Meta and Physical Reality, and Material Innovations at the London Design Festival
This September marked twenty years since the start of the London Design Festival. The festival offers the opportunity to celebrate and promote the city’s creativity, uniting designers from all over the world. Composed of hundreds of events scattered across the city, the festival allows designers to share new products, innovative ideas, and new ways of thinking.
Here is what we saw at the London Design Festival 2022…
Fusing Meta and Physical Realities
The exploration of how meta and physical realities can be fused was a theme that ran throughout the week. As technology continues to advance, the boundaries between meta and physical spaces will begin to blur further our approach to design and we will have to adapt to meet this need.

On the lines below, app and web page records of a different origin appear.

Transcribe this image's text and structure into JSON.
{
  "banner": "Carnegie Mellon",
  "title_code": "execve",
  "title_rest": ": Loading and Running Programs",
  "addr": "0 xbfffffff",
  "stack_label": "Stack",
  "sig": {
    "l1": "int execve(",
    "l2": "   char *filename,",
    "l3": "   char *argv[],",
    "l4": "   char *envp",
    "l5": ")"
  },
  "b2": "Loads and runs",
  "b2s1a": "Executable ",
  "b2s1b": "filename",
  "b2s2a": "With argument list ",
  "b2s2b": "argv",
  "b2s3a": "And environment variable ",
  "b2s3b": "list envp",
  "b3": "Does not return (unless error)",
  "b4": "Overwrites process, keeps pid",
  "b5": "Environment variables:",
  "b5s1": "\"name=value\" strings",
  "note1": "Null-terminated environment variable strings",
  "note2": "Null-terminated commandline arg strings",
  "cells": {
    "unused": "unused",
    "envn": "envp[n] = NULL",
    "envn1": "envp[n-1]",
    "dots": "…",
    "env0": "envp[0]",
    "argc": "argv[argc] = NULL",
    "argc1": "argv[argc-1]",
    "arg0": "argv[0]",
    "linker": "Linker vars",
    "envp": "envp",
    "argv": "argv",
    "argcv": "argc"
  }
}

Sony Design presented INTO SIGHT, a life-sized media platform installation that plays on the senses, utilising visuals and audio to create an immersive, meditative experience inspired by the challenges of the decade. The installation invites the viewer to reflect on their emotions and focus on themselves without any distractions. The heart of this is a 220-inch crystal LED screen enclosed in a dichroic, mirrored box. Mirrors reflect and distort the vivid imagery displayed on the screen around the space. The same technology is used for cinematography virtual production and is on course to replace green screens with hyper-realistic virtual scenery.
Artist and designer Gary James McQueen and photographer Simon Emmett collaborated to present ‘Awakening’, an entirely digital fashion shoot. A smart-mirror allows the viewer to virtually try-on couture garments highlighting how technology can be used to visualise a more sustainable way of experiencing fashion.
Xcessive Aesthetics explored the process of replication across physical and digital space with an installation titled ‘Not David!’ The collection investigated the process of replication through physical and digital spheres using digital means such as 3D scanning and distortion. When replicated in digital space, this digital culture approach questions the importance of the copy. The transformation by these digital tools can distort, scale, and reframe the value given to anatomies. During the design festival, Xcessive Aesthetics conducted an experiment where the team were scanned using the software and their bodies inflated. Their bodies were then re-inserted into the physical world to fulfil the idea of ‘taking up space’ within the museum.
Waste As a New Material
Plastic pollution is one of the most pressing environmental issues we are facing globally, a rapid increase in the production of disposable plastic products has overwhelmed the system’s ability to deal with these materials. Designers and manufacturers are looking to unconventional materials to solve sustainability issues throughout the design and production process, this was evident at the design festival.
Adidas presented Chasing Circularity, a range of trainers and garments designed to be remade. In 2019 Adidas released FUTURECRAFT.LOOP, the first shoe made entirely from one material. This means at end of life; shoes can be ground down and remade into new products. The shoes can be returned by scanning the QR code printed on the shoe. Every pair of shoes is assessed, cleaned, and thrown into a shredder whole. The ground material is then compounded and melted into TPU pellets; the pellets are used to produce various parts of the shoe.
‘Crafting Plastic! Studio’ displayed Nuatan®, a bioplastic made with new aesthetic and material properties. The material presents an alternative to traditional petroleum-based plastics. Made from 100% renewable resources, Nuatan® from Crafting Plastic! Studio claim that the material is 100% biodegradable. The current application of the material includes value added products in the consumer goods sector.
Solidwool presented the Hembury Chair which is crafted from a unique composite material of wool and bio-resin. The wool is sourced from Herdwick sheep, a breed which is almost exclusively farmed in the Lake District. Wool from Herdwick sheep was traditionally used in the UK carpet industry, however in recent years the demand for this material has waned. Solidwool presents a new use for an otherwise obsolete material, the fibres wiry texture and flecked colouring gives a unique aesthetic quality.
At PDR we are always on the lookout for material innovation that could be applied to products to address sustainability issues throughout the design and manufacturing process. When applying new materials, we need to ensure that they are appropriate for the application. This includes considering material properties and ensuring that they can be processed by current infrastructure at end of life.